  7. Place the first cigar onto the work surface, keeping the long side vertical. Use the rolling pin to press down gently on the cigar to get a 2-inch (5-centimeter)width. Roll it out again into a rectangle about 10 inches long. (Again, you should be able to see the color blocks through the dough; and if there is any excess water-dough at each end of the rectangle, trim it off.) Fold it in half lengthwise (you'll have a 1-inch strip). Roll the strip from one end to the other into a tight snail (keep in mind that whichever end you start with will be on the top of the finished pastry “egg”; for consistency, place the purple in the middle). Place it back in chronological order and cover with plastic wrap. Repeat with the remaining 5 pieces of dough, letting each rest for 30 minutes or up to 2 hours.
  8. Prepare the fillings: Place some cornstarch on a small plate. Take about 2 tablespoons of tightly packed crumbled cake and stuff caramel or truffle) in the middle. Use your hands to form it into a tight ball, then roll it in the cornstarch so it’s very lightly coated, rolling it again between your hands to ensure the caramel is enclosed. Repeat until you have 12 balls.
  9. Line a sheet pan with parchment paper. Working in chronological order, place the first pastry-snail on your work surface With a sharp serrated knife, slice the snail in half crosswise into 2 snail-shaped disks. Place 1 disk cut-side-down, then gently roll it out into a roughly 3 1/2-inch (9-centimeter) wide circle, keeping the center of the spiral in the middle of the disk. Place 1 ball of filling in the middle, then bring the dough together and pinch to enclose the filling in the colored dough as tightly as possible, making sure there are no air pockets and the dough is in an even layer, cutting off the excess colored dough with a scissor. Gently press the ball in between your palms to shape it into an oval. Place the egg on the parchment-lined sheet pan and loosely cover with plastic wrap. Repeat with the remaining snails and balls of filling. (At this point, the eggs can be stored in an airtight container in the refrigerator for up to 2 days and baked straight from the refrigerator—I actually recommend doing this because I find that it produces better layers.)
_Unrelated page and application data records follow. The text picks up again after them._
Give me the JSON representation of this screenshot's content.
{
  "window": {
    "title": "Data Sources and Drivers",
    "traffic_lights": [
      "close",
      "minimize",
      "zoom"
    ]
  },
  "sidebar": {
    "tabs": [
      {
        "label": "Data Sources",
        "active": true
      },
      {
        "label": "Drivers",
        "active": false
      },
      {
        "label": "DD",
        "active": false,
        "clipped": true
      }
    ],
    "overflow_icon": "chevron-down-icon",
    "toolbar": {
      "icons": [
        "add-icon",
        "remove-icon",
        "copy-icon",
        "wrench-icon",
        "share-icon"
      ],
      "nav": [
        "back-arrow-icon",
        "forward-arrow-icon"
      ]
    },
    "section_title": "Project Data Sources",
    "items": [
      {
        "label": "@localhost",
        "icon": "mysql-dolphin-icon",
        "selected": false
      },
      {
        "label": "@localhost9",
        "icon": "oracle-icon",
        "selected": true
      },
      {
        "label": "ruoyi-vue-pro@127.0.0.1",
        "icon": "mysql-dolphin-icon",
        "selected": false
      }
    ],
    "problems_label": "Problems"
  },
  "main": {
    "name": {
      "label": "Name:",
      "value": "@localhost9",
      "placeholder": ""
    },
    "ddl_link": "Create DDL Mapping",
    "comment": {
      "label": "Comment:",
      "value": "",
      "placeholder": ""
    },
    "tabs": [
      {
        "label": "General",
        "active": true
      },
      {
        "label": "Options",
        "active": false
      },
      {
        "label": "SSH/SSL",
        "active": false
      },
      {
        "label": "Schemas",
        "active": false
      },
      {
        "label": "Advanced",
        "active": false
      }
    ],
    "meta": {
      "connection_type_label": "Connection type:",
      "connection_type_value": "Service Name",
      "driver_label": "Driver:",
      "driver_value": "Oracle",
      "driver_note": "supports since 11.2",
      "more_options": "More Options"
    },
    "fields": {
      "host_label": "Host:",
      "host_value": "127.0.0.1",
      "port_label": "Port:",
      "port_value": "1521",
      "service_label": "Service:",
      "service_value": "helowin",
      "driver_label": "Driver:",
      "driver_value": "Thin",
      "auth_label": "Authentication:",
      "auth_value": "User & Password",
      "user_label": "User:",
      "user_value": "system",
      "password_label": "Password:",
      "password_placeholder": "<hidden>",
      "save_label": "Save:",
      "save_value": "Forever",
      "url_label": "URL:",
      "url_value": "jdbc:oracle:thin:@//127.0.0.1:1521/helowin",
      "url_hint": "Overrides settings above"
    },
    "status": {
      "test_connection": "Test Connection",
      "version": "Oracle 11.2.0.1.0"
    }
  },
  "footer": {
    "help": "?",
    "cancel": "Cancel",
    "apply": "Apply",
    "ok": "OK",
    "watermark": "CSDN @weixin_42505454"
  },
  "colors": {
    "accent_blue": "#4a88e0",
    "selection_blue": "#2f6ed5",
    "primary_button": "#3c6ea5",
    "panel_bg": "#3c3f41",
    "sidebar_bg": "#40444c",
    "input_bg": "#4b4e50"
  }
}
  10. Heat the oven to 340ºF/170ºC with a rack positioned in the center. Remove the sheet pan from the refrigerator and bake for 22 to 25 minutes, until the pastries’ flaky layers are visible but they have not browned at all (if they start to brown, you can tent with foil), nor puffed significantly. Let the pastries cool on the sheet pan placed on a cooling rack for 10 minutes before serving. Store leftovers in an airtight container at room-temperature for up to 2 days.

See what other Food52ers are saying.
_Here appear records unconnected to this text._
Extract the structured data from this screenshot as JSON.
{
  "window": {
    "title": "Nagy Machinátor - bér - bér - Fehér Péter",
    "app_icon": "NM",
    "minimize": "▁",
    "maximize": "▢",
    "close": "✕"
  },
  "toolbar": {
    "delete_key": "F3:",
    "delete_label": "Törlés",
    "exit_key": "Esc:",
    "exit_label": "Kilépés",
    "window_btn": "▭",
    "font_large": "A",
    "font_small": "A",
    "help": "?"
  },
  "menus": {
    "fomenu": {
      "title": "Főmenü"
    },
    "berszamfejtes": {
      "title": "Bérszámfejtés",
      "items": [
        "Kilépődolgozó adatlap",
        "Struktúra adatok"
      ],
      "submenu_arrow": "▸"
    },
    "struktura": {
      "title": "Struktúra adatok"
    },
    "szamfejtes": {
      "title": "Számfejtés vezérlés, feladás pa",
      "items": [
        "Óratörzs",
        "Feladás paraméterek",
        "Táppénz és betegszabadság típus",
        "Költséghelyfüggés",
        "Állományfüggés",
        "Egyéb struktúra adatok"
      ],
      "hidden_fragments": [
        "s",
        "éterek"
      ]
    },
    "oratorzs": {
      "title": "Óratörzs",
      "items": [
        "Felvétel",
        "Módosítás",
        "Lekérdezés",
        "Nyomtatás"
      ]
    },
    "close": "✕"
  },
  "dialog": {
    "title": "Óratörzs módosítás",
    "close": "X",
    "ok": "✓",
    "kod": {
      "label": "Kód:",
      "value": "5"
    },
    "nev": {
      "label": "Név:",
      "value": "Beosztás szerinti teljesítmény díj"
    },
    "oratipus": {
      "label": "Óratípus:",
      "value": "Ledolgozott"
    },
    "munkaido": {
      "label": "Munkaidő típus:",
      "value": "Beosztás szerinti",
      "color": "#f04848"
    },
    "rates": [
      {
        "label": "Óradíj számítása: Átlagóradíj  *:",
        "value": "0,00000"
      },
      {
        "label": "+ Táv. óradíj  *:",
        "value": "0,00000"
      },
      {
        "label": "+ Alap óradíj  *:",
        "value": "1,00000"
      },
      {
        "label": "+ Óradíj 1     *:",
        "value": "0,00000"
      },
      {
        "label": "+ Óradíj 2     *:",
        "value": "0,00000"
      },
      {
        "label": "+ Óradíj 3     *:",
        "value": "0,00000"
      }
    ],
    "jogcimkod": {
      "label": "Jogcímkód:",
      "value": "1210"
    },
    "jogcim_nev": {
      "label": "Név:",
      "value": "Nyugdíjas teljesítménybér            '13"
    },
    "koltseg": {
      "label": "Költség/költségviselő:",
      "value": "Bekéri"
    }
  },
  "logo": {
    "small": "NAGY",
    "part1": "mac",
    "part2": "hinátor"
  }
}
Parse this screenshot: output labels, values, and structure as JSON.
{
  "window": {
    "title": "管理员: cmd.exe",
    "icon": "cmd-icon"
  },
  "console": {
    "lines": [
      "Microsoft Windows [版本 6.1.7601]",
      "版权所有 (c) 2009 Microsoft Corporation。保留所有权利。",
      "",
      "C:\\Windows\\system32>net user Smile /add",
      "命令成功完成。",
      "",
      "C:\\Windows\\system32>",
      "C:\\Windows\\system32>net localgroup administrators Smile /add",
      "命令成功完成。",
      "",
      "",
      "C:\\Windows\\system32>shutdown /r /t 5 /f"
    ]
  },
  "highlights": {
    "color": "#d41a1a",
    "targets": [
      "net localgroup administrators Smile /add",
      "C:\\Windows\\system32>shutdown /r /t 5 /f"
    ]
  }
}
  • tamg
  • donnallene
  • Mandy @ Lady and pups
    Mandy @ Lady and pups

4 Reviews

tamg April 17, 2022
I made this recipe! It was really fun and they are really beautiful colorful treats! The only thing that went wrong for me, was that I bought cake mix for the filling, I didn't realize it was suggesting premade cake to crumble (this obviously saves you a few steps). Otherwise, really fun process with a beautiful outcome. I premade mine to cook the next day but made one before hand, to see how it turned out.
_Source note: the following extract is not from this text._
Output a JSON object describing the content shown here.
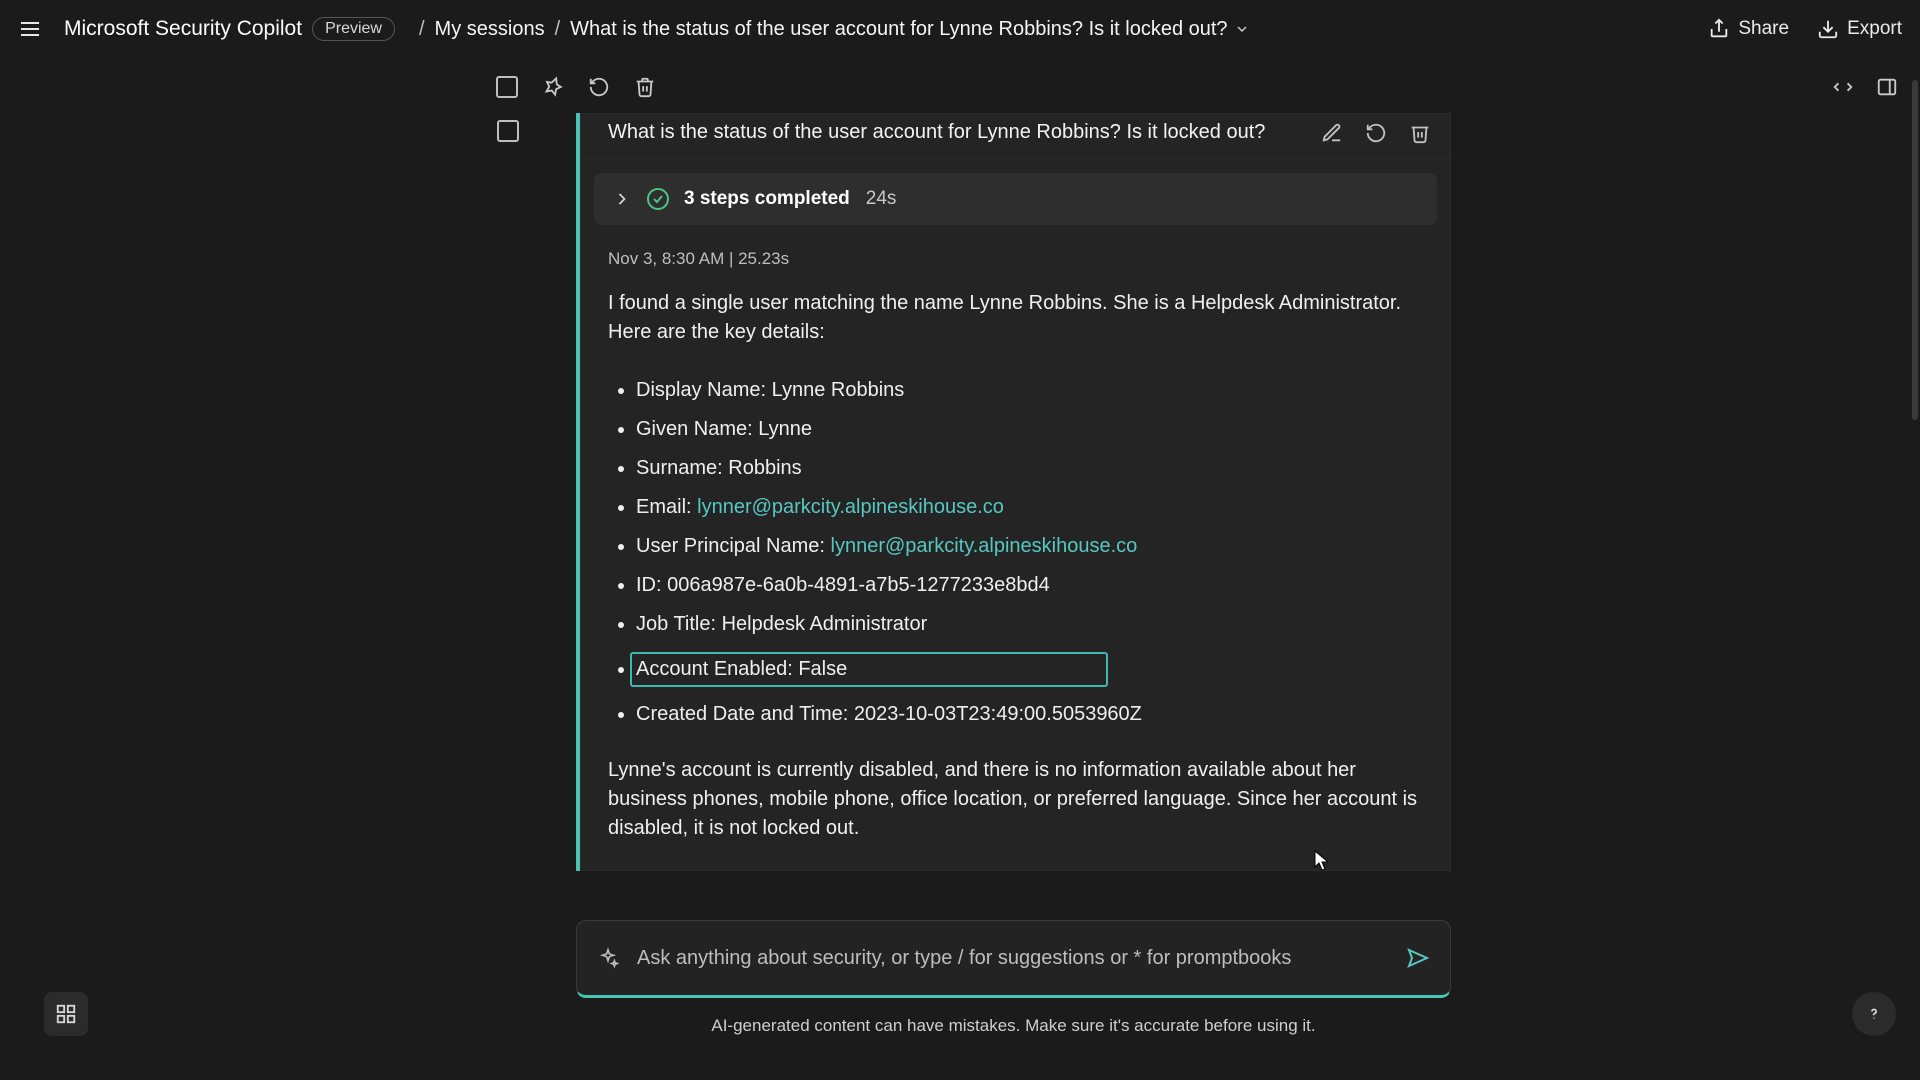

donnallene April 8, 2022
this is absolutely brilliant and a great easter project! I'm going to make these. Would these work with savory filling like sweet potato or meat?
Mandy @. April 8, 2022
Sure but I would precook the meat first cuz the baking time and temperature may not be sufficient to cook meat all the way through
donnallene April 8, 2022
because of this recipe and excellent video, i am now buying your cookbook :)